After bids were opened back in November, the two companies that submitted bids for work on the project are JoeDee Construction and Downey Construction, and a decision will proceed likely without any delay.
“I don’t see why not, they’ve had 30 days to award a bid… I’m sure they will,” said Rollings. “Obviously more than likely we’ll take the low bid.”
Rollings noted that there were about four or five contractors who showed up to the early pre-bid meeting to gauge the project, but when the sealed bids were opened at the end of November, there were only two interested.
Funding the project will be a Southern Oklahoma Development Association community development block grant through the Oklahoma Department of Commerce for about $245,000.

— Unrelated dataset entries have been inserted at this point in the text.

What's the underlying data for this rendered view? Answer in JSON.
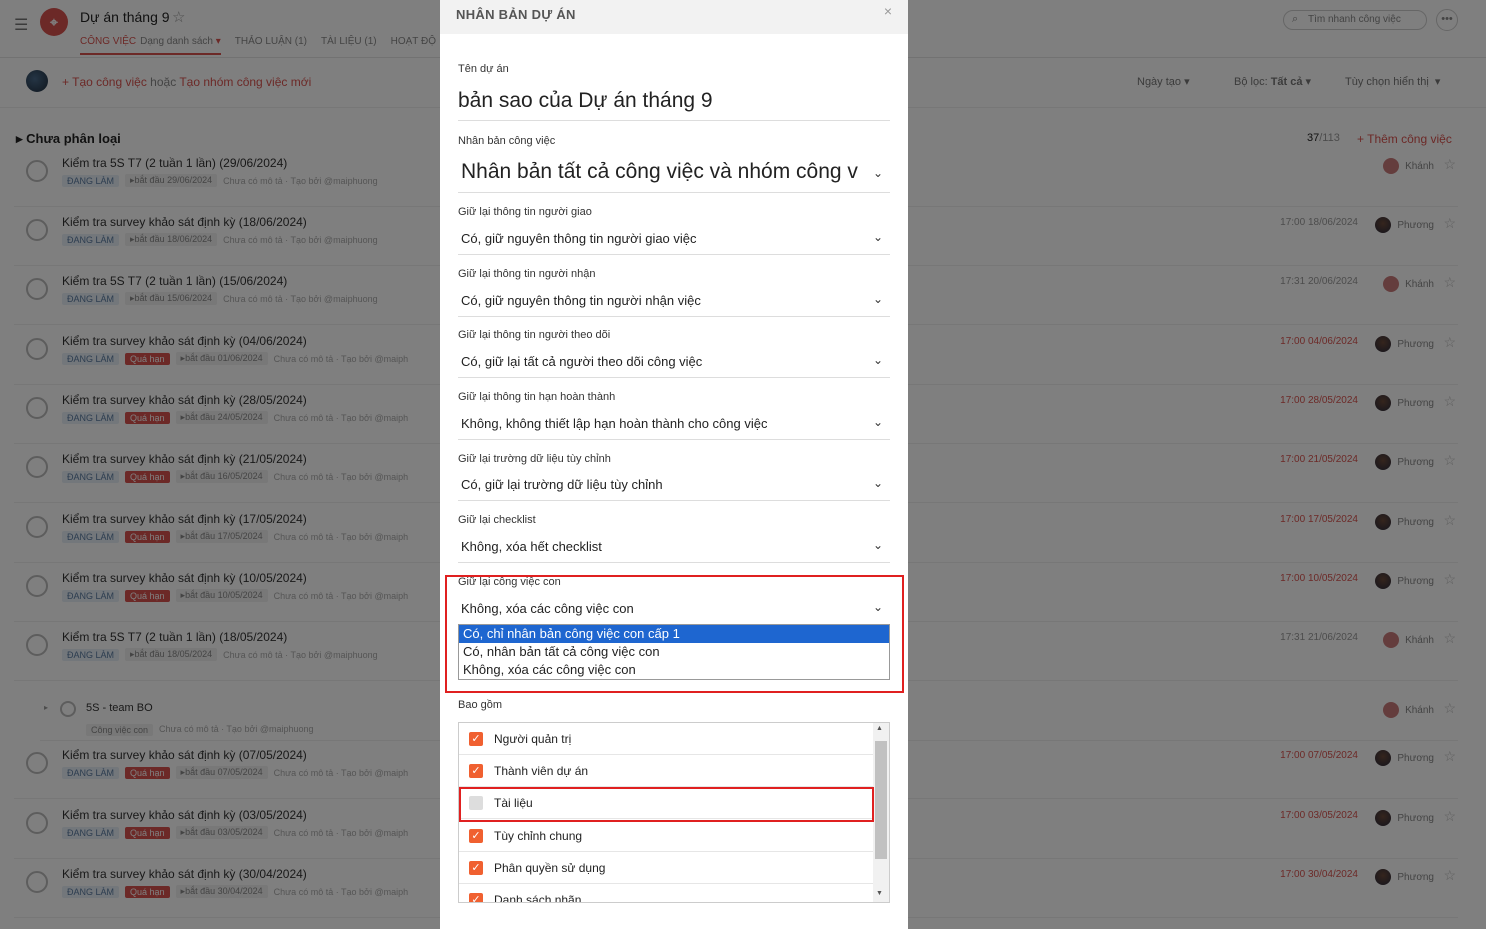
{
  "app": {
    "project_title": "Dự án tháng 9",
    "tabs": [
      {
        "label": "CÔNG VIỆC",
        "sub": "Dạng danh sách"
      },
      {
        "label": "THẢO LUẬN (1)"
      },
      {
        "label": "TÀI LIỆU (1)"
      },
      {
        "label": "HOẠT ĐỘ"
      }
    ],
    "search_placeholder": "Tìm nhanh công việc",
    "toolbar": {
      "create_task": "Tạo công việc",
      "or": " hoặc ",
      "create_group": "Tạo nhóm công việc mới",
      "sort": "Ngày tạo",
      "filter_label": "Bộ lọc:",
      "filter_value": "Tất cả",
      "display": "Tùy chọn hiển thị"
    },
    "group": {
      "name": "Chưa phân loại",
      "count": "37",
      "total": "/113",
      "add_task": "Thêm công việc"
    },
    "tasks": [
      {
        "title": "Kiểm tra 5S T7 (2 tuần 1 lần) (29/06/2024)",
        "status": "ĐANG LÀM",
        "overdue": "",
        "start": "bắt đầu 29/06/2024",
        "desc": "Chưa có mô tả · Tạo bởi @maiphuong",
        "date": "",
        "user": "Khánh"
      },
      {
        "title": "Kiểm tra survey khảo sát định kỳ (18/06/2024)",
        "status": "ĐANG LÀM",
        "overdue": "",
        "start": "bắt đầu 18/06/2024",
        "desc": "Chưa có mô tả · Tạo bởi @maiphuong",
        "date": "17:00 18/06/2024",
        "user": "Phương"
      },
      {
        "title": "Kiểm tra 5S T7 (2 tuần 1 lần) (15/06/2024)",
        "status": "ĐANG LÀM",
        "overdue": "",
        "start": "bắt đầu 15/06/2024",
        "desc": "Chưa có mô tả · Tạo bởi @maiphuong",
        "date": "17:31 20/06/2024",
        "user": "Khánh"
      },
      {
        "title": "Kiểm tra survey khảo sát định kỳ (04/06/2024)",
        "status": "ĐANG LÀM",
        "overdue": "Quá hạn",
        "start": "bắt đầu 01/06/2024",
        "desc": "Chưa có mô tả · Tạo bởi @maiph",
        "date": "17:00 04/06/2024",
        "user": "Phương"
      },
      {
        "title": "Kiểm tra survey khảo sát định kỳ (28/05/2024)",
        "status": "ĐANG LÀM",
        "overdue": "Quá hạn",
        "start": "bắt đầu 24/05/2024",
        "desc": "Chưa có mô tả · Tạo bởi @maiph",
        "date": "17:00 28/05/2024",
        "user": "Phương"
      },
      {
        "title": "Kiểm tra survey khảo sát định kỳ (21/05/2024)",
        "status": "ĐANG LÀM",
        "overdue": "Quá hạn",
        "start": "bắt đầu 16/05/2024",
        "desc": "Chưa có mô tả · Tạo bởi @maiph",
        "date": "17:00 21/05/2024",
        "user": "Phương"
      },
      {
        "title": "Kiểm tra survey khảo sát định kỳ (17/05/2024)",
        "status": "ĐANG LÀM",
        "overdue": "Quá hạn",
        "start": "bắt đầu 17/05/2024",
        "desc": "Chưa có mô tả · Tạo bởi @maiph",
        "date": "17:00 17/05/2024",
        "user": "Phương"
      },
      {
        "title": "Kiểm tra survey khảo sát định kỳ (10/05/2024)",
        "status": "ĐANG LÀM",
        "overdue": "Quá hạn",
        "start": "bắt đầu 10/05/2024",
        "desc": "Chưa có mô tả · Tạo bởi @maiph",
        "date": "17:00 10/05/2024",
        "user": "Phương"
      },
      {
        "title": "Kiểm tra 5S T7 (2 tuần 1 lần) (18/05/2024)",
        "status": "ĐANG LÀM",
        "overdue": "",
        "start": "bắt đầu 18/05/2024",
        "desc": "Chưa có mô tả · Tạo bởi @maiphuong",
        "date": "17:31 21/06/2024",
        "user": "Khánh"
      },
      {
        "title": "Kiểm tra survey khảo sát định kỳ (07/05/2024)",
        "status": "ĐANG LÀM",
        "overdue": "Quá hạn",
        "start": "bắt đầu 07/05/2024",
        "desc": "Chưa có mô tả · Tạo bởi @maiph",
        "date": "17:00 07/05/2024",
        "user": "Phương"
      },
      {
        "title": "Kiểm tra survey khảo sát định kỳ (03/05/2024)",
        "status": "ĐANG LÀM",
        "overdue": "Quá hạn",
        "start": "bắt đầu 03/05/2024",
        "desc": "Chưa có mô tả · Tạo bởi @maiph",
        "date": "17:00 03/05/2024",
        "user": "Phương"
      },
      {
        "title": "Kiểm tra survey khảo sát định kỳ (30/04/2024)",
        "status": "ĐANG LÀM",
        "overdue": "Quá hạn",
        "start": "bắt đầu 30/04/2024",
        "desc": "Chưa có mô tả · Tạo bởi @maiph",
        "date": "17:00 30/04/2024",
        "user": "Phương"
      }
    ],
    "subtask": {
      "title": "5S - team BO",
      "tag": "Công việc con",
      "desc": "Chưa có mô tả · Tạo bởi @maiphuong",
      "user": "Khánh"
    }
  },
  "modal": {
    "title": "NHÂN BẢN DỰ ÁN",
    "close": "×",
    "name_label": "Tên dự án",
    "name_value": "bản sao của Dự án tháng 9",
    "clone_tasks_label": "Nhân bản công việc",
    "clone_tasks_value": "Nhân bản tất cả công việc và nhóm công v",
    "assigner_label": "Giữ lại thông tin người giao",
    "assigner_value": "Có, giữ nguyên thông tin người giao việc",
    "assignee_label": "Giữ lại thông tin người nhận",
    "assignee_value": "Có, giữ nguyên thông tin người nhận việc",
    "follower_label": "Giữ lại thông tin người theo dõi",
    "follower_value": "Có, giữ lại tất cả người theo dõi công việc",
    "deadline_label": "Giữ lại thông tin hạn hoàn thành",
    "deadline_value": "Không, không thiết lập hạn hoàn thành cho công việc",
    "custom_field_label": "Giữ lại trường dữ liệu tùy chỉnh",
    "custom_field_value": "Có, giữ lại trường dữ liệu tùy chỉnh",
    "checklist_label": "Giữ lại checklist",
    "checklist_value": "Không, xóa hết checklist",
    "subtask_label": "Giữ lại công việc con",
    "subtask_value": "Không, xóa các công việc con",
    "subtask_options": [
      "Có, chỉ nhân bản công việc con cấp 1",
      "Có, nhân bản tất cả công việc con",
      "Không, xóa các công việc con"
    ],
    "include_label": "Bao gồm",
    "include_items": [
      {
        "label": "Người quản trị",
        "checked": true
      },
      {
        "label": "Thành viên dự án",
        "checked": true
      },
      {
        "label": "Tài liệu",
        "checked": false
      },
      {
        "label": "Tùy chỉnh chung",
        "checked": true
      },
      {
        "label": "Phân quyền sử dụng",
        "checked": true
      },
      {
        "label": "Danh sách nhãn",
        "checked": true
      }
    ]
  }
}
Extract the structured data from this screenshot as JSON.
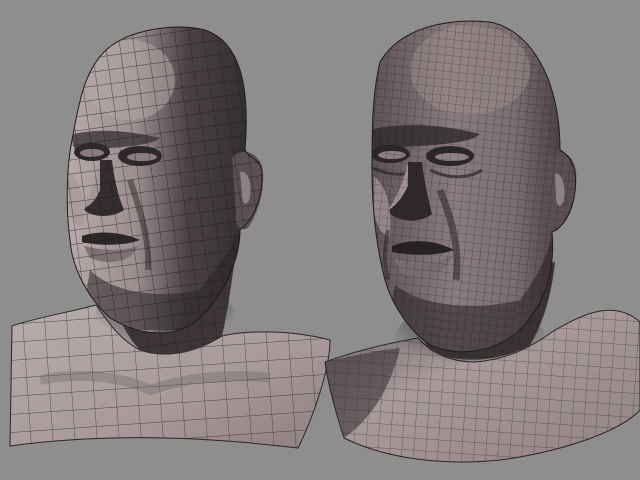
{
  "scene": {
    "background_color": "#8e8e8e",
    "skin_light": "#b6a8a8",
    "skin_mid": "#8f8182",
    "skin_dark": "#3b3437",
    "wire_color": "#1c1a1c",
    "models": [
      {
        "id": "low-poly-head",
        "mesh_density": "low"
      },
      {
        "id": "high-poly-head",
        "mesh_density": "high"
      }
    ]
  }
}
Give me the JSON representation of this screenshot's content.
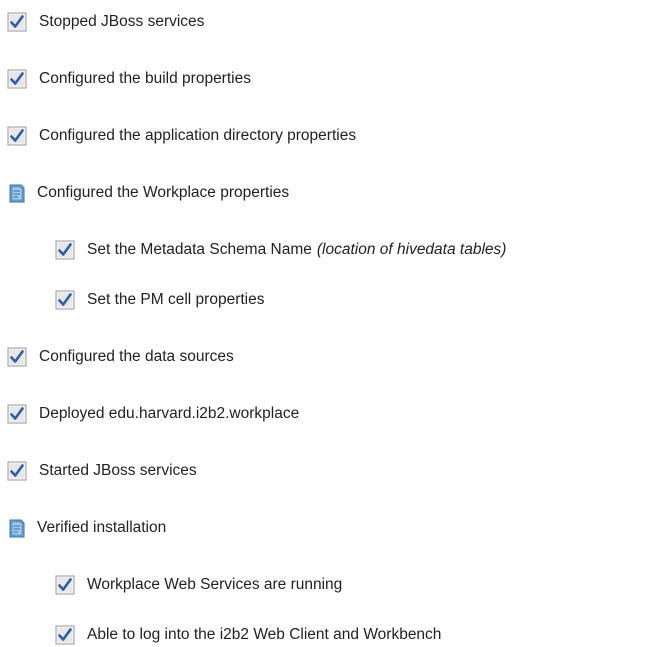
{
  "colors": {
    "check_box_fill": "#e7e7e7",
    "check_box_border": "#9a9a9a",
    "check_mark": "#2f5fa0",
    "doc_icon_fill": "#6da8d8",
    "doc_icon_border": "#3a6f9f",
    "text": "#222222"
  },
  "items": [
    {
      "icon": "checkmark-icon",
      "label": "Stopped JBoss services"
    },
    {
      "icon": "checkmark-icon",
      "label": "Configured the build properties"
    },
    {
      "icon": "checkmark-icon",
      "label": "Configured the application directory properties"
    },
    {
      "icon": "document-icon",
      "label": "Configured the Workplace properties"
    },
    {
      "icon": "checkmark-icon",
      "label": "Set the Metadata Schema Name",
      "note": "(location of hivedata tables)"
    },
    {
      "icon": "checkmark-icon",
      "label": "Set the PM cell properties"
    },
    {
      "icon": "checkmark-icon",
      "label": "Configured the data sources"
    },
    {
      "icon": "checkmark-icon",
      "label": "Deployed edu.harvard.i2b2.workplace"
    },
    {
      "icon": "checkmark-icon",
      "label": "Started JBoss services"
    },
    {
      "icon": "document-icon",
      "label": "Verified installation"
    },
    {
      "icon": "checkmark-icon",
      "label": "Workplace Web Services are running"
    },
    {
      "icon": "checkmark-icon",
      "label": "Able to log into the i2b2 Web Client and Workbench"
    }
  ]
}
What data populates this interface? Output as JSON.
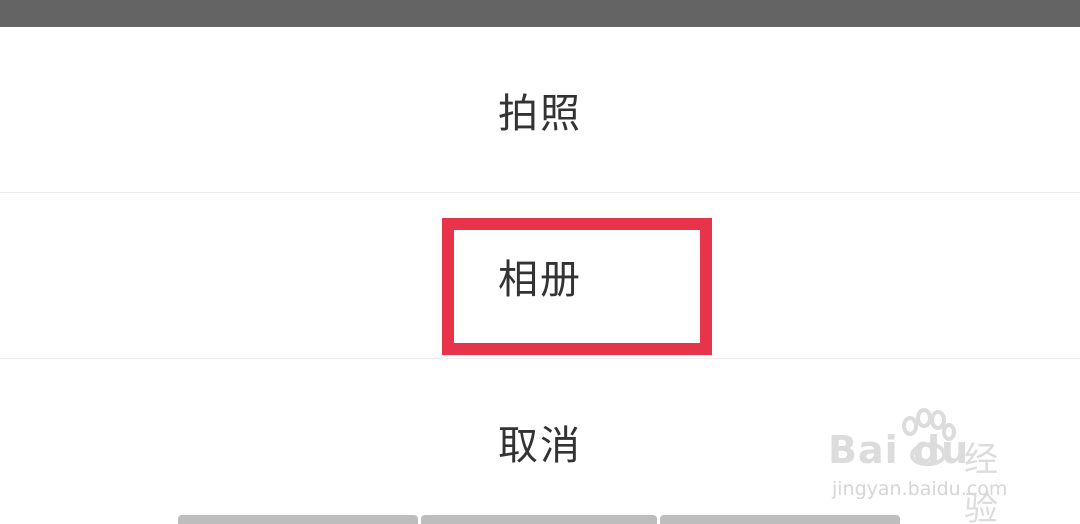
{
  "sheet": {
    "options": [
      {
        "label": "拍照"
      },
      {
        "label": "相册"
      },
      {
        "label": "取消"
      }
    ],
    "highlighted_option": "相册",
    "highlight_color": "#e8344a"
  },
  "watermark": {
    "logo_text": "Bai du",
    "brand_text": "经验",
    "url": "jingyan.baidu.com"
  },
  "colors": {
    "overlay": "#646464",
    "text": "#333333",
    "divider": "#ececec"
  }
}
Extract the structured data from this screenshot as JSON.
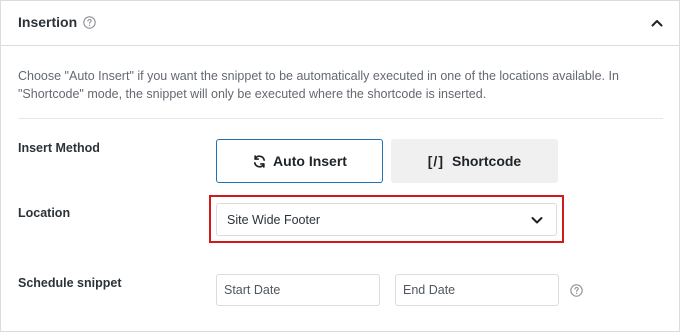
{
  "header": {
    "title": "Insertion",
    "help_icon": "question-circle-icon",
    "collapse_icon": "chevron-up-icon"
  },
  "description": "Choose \"Auto Insert\" if you want the snippet to be automatically executed in one of the locations available. In \"Shortcode\" mode, the snippet will only be executed where the shortcode is inserted.",
  "insert_method": {
    "label": "Insert Method",
    "options": [
      {
        "label": "Auto Insert",
        "icon": "sync-icon",
        "selected": true
      },
      {
        "label": "Shortcode",
        "icon_text": "[/]",
        "selected": false
      }
    ]
  },
  "location": {
    "label": "Location",
    "selected": "Site Wide Footer",
    "highlight_color": "#d11a1a"
  },
  "schedule": {
    "label": "Schedule snippet",
    "start_placeholder": "Start Date",
    "end_placeholder": "End Date"
  },
  "colors": {
    "accent": "#2271b1",
    "highlight": "#d11a1a"
  }
}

It will be matched by city funds of about $246,780 and $15,000 for SODA to act in an administrative role to cover work with a total project cost of $491,780, according to Robert Mullins, project engineer with Mehlburger Brawley.
Work with Garvin County crews to do some of the preliminary work like dirt work as well as forming the two needed lagoons has already been one of the early steps and once construction starts the awarded contractor would then work on replacing old seals, putting in needed structures, painting and the main electrical panel.
According to a previous Democrat article, all of the work was broken up into individual line items that were bid on separately, so this means both companies could end up being involved in restoration.
In the end, this means a possible construction start date within a few months once a bid is awarded and a sigh of relief for many like Rollings, who have been working on the idea for the past couple of years.
Other than ensuring they won’t have to purchase water from outside the community through Pauls Valley’s rural water district like they have for several years, it will also eventually free up pursuits for other projects the city has in mind.
Included in future hopes is a grant application that could alleviate a lack of water in the lake if drought conditions continue, said Rollings.
The hope is by drilling a new well to either go into the lake or be directly pumped to the new water plant, they’d have another source that could meet the demands of the citizens who live there.
However, Rollings is also hopeful upcoming city elections for positions like three council member seats and the mayor will only keep things moving as planned.
The project should already be well underway whether or not leadership changes occur with the filing period occurring Feb. 4-6, the elections set for April 2 and new terms beginning April 16.
“We will definitely have a water plant producing our own water in 2013,” said Rollings, who has several other grants that can’t be officially applied for until the money for the water plant is spent.
“It’s going to be nice from my viewpoint to have it all go away… have it be done.”